====== RECORDS SUPPLIED

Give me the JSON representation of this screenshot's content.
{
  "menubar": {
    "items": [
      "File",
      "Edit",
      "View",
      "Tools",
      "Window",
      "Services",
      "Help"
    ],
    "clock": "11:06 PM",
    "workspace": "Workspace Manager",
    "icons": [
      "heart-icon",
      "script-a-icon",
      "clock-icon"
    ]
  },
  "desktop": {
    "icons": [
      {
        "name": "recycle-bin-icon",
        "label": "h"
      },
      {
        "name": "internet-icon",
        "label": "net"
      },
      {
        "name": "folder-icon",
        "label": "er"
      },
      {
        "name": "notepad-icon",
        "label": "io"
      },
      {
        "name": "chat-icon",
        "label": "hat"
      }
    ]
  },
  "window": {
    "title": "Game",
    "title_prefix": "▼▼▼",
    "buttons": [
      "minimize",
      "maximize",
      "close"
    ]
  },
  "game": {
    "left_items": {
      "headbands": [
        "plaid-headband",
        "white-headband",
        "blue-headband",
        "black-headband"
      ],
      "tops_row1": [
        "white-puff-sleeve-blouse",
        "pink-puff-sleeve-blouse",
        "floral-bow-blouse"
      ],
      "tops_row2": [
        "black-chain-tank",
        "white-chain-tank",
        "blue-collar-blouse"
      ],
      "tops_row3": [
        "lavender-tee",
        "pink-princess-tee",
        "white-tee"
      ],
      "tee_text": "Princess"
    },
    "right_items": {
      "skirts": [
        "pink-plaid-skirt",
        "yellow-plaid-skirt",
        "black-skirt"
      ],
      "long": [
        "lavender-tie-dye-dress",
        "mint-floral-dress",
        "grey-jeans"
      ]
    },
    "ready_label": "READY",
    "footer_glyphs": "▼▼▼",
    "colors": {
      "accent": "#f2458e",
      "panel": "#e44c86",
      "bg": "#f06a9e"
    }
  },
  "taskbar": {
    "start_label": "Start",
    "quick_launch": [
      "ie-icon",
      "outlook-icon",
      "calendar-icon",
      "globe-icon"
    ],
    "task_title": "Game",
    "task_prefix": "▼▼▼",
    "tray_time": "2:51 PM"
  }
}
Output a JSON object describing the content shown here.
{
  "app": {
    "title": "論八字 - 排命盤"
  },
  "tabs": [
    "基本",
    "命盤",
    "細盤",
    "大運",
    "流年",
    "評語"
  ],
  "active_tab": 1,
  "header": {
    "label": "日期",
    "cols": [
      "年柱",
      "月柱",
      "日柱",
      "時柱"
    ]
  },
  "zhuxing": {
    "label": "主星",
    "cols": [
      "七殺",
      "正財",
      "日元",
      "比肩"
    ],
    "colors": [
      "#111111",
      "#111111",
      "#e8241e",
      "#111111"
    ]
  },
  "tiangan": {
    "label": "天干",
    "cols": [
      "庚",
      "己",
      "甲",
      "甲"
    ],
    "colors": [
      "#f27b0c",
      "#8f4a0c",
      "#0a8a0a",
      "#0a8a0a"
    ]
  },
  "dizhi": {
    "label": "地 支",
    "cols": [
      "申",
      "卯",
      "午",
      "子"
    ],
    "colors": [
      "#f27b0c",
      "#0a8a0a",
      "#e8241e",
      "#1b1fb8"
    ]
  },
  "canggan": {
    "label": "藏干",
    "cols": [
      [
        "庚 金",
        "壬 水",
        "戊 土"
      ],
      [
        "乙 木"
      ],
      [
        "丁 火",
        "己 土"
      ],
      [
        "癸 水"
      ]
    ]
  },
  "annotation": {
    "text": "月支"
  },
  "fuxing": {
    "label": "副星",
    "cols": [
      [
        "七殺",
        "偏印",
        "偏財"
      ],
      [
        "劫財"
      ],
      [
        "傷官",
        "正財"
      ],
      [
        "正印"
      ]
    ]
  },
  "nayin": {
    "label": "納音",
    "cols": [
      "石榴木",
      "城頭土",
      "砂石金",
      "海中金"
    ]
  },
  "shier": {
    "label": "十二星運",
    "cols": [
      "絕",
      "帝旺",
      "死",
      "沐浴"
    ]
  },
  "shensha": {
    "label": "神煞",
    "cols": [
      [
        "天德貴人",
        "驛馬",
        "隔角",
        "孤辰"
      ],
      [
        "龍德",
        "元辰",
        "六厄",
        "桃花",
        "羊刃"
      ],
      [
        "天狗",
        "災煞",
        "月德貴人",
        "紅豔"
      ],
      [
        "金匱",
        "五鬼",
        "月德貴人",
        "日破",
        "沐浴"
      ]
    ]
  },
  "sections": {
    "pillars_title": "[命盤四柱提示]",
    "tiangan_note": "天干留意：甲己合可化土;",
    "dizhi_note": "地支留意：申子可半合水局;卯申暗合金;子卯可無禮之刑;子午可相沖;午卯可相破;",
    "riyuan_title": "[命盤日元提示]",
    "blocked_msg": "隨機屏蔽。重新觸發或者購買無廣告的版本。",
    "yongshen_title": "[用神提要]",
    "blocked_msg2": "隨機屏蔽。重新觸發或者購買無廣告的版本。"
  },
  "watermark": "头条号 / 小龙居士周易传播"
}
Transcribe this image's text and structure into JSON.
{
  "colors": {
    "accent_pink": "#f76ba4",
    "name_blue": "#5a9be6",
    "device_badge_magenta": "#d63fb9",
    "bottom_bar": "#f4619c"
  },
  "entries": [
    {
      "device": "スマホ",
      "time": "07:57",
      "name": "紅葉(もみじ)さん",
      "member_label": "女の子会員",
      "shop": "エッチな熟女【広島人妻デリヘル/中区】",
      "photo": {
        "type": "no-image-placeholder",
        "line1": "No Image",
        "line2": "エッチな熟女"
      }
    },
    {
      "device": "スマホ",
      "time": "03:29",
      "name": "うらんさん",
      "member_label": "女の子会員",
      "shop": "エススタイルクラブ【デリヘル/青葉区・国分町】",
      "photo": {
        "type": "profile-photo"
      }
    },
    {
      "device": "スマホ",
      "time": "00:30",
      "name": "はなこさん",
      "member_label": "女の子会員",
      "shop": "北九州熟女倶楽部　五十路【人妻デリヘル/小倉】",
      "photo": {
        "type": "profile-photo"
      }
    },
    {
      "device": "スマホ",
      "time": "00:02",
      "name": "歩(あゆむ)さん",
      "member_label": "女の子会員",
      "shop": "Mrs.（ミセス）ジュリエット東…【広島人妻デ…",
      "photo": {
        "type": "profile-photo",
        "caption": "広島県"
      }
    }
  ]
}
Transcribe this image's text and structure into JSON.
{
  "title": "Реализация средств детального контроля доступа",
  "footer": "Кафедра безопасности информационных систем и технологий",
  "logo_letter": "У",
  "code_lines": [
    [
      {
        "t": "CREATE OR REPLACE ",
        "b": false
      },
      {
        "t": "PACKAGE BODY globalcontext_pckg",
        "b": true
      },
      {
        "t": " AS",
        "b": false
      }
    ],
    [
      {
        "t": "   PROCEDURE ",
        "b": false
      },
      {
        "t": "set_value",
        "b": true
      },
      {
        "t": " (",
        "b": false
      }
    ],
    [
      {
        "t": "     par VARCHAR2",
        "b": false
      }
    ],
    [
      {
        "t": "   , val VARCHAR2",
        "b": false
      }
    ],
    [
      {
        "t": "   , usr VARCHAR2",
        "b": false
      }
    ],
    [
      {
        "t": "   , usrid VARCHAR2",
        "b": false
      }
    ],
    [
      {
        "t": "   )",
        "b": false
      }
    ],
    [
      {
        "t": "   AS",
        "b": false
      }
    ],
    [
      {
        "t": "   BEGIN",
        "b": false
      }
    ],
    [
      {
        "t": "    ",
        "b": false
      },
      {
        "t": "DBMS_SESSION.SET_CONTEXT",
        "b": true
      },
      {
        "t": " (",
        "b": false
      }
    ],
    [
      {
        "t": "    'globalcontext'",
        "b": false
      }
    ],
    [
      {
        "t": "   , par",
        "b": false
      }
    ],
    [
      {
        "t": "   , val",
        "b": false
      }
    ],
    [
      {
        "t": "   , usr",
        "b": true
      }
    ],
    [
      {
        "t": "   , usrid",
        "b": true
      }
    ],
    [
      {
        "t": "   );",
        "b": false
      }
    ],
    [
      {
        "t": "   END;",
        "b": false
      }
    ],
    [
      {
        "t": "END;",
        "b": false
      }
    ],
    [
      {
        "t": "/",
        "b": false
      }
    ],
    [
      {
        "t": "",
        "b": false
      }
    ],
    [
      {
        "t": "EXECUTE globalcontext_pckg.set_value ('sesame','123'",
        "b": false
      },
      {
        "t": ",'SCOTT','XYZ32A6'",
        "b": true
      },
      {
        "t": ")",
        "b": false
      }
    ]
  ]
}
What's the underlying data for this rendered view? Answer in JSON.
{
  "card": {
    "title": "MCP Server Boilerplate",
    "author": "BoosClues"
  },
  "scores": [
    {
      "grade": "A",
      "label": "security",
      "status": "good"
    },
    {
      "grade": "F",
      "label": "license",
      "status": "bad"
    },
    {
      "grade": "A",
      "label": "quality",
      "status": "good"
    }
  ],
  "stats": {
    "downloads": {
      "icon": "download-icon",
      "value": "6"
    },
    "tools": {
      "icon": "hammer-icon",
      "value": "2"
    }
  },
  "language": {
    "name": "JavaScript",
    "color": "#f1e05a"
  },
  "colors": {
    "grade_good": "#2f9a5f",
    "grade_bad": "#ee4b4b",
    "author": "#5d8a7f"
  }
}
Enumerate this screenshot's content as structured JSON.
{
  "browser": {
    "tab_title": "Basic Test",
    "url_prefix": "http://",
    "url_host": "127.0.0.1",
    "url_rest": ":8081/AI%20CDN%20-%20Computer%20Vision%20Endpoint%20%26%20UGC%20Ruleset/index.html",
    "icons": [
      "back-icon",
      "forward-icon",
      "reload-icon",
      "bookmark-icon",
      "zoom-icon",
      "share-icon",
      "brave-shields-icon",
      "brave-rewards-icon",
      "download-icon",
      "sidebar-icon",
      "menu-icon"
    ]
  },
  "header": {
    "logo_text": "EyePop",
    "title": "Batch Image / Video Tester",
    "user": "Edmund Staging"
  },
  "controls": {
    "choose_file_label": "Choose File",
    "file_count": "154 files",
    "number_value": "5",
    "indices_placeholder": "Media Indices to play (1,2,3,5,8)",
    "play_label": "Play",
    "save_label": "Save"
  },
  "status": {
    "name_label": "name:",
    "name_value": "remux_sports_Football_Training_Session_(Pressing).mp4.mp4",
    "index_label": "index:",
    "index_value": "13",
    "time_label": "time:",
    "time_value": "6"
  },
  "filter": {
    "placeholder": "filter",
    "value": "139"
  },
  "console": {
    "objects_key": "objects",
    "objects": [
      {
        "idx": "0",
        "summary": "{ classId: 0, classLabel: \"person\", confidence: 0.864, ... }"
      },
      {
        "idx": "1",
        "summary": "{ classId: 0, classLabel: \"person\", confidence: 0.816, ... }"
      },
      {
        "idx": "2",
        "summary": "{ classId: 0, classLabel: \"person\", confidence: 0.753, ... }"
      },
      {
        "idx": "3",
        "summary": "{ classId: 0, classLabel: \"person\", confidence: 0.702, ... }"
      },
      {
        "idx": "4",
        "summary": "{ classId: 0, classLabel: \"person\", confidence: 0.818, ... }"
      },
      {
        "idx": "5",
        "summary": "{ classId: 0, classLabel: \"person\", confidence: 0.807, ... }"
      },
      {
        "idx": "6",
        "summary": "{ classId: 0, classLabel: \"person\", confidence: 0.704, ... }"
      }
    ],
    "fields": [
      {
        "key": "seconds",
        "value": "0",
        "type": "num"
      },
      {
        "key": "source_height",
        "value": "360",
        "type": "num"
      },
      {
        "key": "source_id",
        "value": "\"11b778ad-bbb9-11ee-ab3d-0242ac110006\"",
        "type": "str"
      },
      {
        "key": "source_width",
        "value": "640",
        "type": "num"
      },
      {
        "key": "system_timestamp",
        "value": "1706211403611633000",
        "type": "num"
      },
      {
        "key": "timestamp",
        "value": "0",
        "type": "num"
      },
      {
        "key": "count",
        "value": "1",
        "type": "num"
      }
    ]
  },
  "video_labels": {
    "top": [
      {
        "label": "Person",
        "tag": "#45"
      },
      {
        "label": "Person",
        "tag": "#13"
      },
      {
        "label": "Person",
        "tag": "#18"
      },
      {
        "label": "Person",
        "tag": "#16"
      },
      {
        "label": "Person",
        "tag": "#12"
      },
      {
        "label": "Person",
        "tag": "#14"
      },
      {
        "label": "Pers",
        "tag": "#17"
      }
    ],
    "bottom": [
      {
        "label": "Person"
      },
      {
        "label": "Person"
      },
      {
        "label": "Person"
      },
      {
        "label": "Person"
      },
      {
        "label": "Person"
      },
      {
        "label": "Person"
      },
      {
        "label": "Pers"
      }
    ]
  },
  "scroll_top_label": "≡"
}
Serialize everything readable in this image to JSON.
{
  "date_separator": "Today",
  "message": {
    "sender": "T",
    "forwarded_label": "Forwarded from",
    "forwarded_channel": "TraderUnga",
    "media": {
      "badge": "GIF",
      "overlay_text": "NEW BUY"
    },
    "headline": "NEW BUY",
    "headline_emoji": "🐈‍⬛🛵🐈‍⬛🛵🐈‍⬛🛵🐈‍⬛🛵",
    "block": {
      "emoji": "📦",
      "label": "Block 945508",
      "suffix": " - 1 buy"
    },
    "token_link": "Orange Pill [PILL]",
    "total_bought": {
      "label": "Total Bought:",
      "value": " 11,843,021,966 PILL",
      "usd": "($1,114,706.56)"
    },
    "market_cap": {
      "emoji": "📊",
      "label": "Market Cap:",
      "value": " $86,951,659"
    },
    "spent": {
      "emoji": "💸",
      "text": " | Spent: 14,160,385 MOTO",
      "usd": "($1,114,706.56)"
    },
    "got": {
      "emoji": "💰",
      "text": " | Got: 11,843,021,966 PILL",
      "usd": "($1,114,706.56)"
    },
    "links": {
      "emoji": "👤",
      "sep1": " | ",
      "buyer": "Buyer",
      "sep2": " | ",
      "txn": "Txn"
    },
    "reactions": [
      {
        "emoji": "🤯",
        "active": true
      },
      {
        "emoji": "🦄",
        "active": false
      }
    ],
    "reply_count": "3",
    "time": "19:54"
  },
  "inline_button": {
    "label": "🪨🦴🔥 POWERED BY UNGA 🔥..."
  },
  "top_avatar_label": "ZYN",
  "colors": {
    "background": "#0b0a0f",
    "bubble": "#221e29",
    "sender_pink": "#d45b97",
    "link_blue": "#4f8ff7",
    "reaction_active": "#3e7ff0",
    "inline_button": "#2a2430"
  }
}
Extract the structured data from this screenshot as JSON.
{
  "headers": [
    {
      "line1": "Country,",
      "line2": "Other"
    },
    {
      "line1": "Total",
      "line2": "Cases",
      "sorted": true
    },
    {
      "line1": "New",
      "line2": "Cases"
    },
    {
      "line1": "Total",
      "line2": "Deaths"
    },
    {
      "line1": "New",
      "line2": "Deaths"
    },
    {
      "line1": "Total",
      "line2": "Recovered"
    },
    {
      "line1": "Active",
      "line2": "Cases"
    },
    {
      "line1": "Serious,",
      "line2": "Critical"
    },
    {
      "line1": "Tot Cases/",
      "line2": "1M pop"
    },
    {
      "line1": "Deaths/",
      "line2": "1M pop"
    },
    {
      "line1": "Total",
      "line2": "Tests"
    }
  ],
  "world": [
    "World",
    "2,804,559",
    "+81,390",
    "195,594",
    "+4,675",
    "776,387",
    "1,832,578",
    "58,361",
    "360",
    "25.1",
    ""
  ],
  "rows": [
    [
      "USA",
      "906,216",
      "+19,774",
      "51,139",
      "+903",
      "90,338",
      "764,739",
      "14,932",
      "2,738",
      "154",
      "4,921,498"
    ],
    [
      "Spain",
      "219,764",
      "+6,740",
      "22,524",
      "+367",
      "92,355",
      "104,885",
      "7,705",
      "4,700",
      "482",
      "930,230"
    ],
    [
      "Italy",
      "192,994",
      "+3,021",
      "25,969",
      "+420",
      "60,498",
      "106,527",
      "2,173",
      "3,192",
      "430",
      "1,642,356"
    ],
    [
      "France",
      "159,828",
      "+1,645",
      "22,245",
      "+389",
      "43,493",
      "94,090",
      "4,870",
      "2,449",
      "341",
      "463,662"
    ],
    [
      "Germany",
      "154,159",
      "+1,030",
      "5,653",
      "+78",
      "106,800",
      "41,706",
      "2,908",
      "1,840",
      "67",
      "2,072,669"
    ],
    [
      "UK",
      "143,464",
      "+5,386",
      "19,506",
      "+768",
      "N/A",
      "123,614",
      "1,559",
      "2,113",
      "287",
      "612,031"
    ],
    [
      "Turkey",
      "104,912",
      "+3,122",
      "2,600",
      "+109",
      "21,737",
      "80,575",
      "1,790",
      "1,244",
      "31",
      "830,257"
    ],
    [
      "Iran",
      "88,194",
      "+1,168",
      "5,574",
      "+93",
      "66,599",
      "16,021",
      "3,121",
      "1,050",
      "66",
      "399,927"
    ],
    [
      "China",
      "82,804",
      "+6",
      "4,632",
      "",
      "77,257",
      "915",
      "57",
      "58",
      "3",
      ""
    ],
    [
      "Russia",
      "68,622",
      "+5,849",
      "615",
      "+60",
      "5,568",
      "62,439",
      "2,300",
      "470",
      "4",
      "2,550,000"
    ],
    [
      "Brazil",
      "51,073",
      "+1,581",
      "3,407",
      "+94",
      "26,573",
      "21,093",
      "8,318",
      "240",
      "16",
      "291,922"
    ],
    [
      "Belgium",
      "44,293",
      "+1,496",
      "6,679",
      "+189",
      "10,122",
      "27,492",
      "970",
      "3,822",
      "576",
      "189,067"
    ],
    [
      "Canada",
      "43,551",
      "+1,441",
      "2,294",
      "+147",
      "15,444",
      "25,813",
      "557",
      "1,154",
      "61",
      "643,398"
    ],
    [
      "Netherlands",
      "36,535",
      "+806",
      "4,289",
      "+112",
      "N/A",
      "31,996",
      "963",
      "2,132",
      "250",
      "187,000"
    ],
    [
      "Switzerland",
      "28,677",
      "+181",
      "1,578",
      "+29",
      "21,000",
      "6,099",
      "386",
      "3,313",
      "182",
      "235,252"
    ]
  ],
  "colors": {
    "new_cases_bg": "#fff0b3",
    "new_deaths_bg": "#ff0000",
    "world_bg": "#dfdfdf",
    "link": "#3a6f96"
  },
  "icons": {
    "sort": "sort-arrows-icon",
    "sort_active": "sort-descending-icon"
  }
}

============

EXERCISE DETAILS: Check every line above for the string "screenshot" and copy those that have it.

YOUR RESPONSE:
Give me the JSON representation of this screenshot's content.
Enumerate this screenshot's content as structured JSON.
Extract the structured data from this screenshot as JSON.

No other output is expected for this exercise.